■ **What this task involves**
From the entries below, copy every line that has the word "Original".

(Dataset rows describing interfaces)
· · · ·

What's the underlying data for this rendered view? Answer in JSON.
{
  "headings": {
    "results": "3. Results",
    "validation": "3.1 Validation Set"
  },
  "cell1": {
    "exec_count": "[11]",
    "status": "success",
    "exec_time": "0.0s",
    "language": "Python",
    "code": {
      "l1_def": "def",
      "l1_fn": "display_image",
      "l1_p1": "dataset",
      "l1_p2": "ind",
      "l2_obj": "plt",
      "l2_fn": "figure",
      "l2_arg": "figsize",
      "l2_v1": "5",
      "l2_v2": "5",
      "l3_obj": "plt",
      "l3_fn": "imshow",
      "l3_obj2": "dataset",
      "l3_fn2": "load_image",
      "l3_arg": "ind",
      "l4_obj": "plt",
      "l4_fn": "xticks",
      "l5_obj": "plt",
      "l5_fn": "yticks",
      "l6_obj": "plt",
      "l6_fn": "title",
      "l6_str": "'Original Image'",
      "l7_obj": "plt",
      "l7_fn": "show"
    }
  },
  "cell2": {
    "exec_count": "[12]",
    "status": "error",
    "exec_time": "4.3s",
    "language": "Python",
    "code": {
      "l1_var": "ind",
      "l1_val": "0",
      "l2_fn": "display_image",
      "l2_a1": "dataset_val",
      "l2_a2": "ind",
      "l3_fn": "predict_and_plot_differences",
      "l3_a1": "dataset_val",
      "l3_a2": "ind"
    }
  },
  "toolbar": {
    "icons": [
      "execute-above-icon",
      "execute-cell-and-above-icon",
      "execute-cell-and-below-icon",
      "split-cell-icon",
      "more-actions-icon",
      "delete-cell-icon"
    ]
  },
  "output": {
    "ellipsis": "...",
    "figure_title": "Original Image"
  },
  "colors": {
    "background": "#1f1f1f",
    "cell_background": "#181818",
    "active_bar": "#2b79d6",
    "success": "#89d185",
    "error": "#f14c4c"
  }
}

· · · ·

■ **Exercise answer**
      "l6_str": "'Original Image'",
    "figure_title": "Original Image"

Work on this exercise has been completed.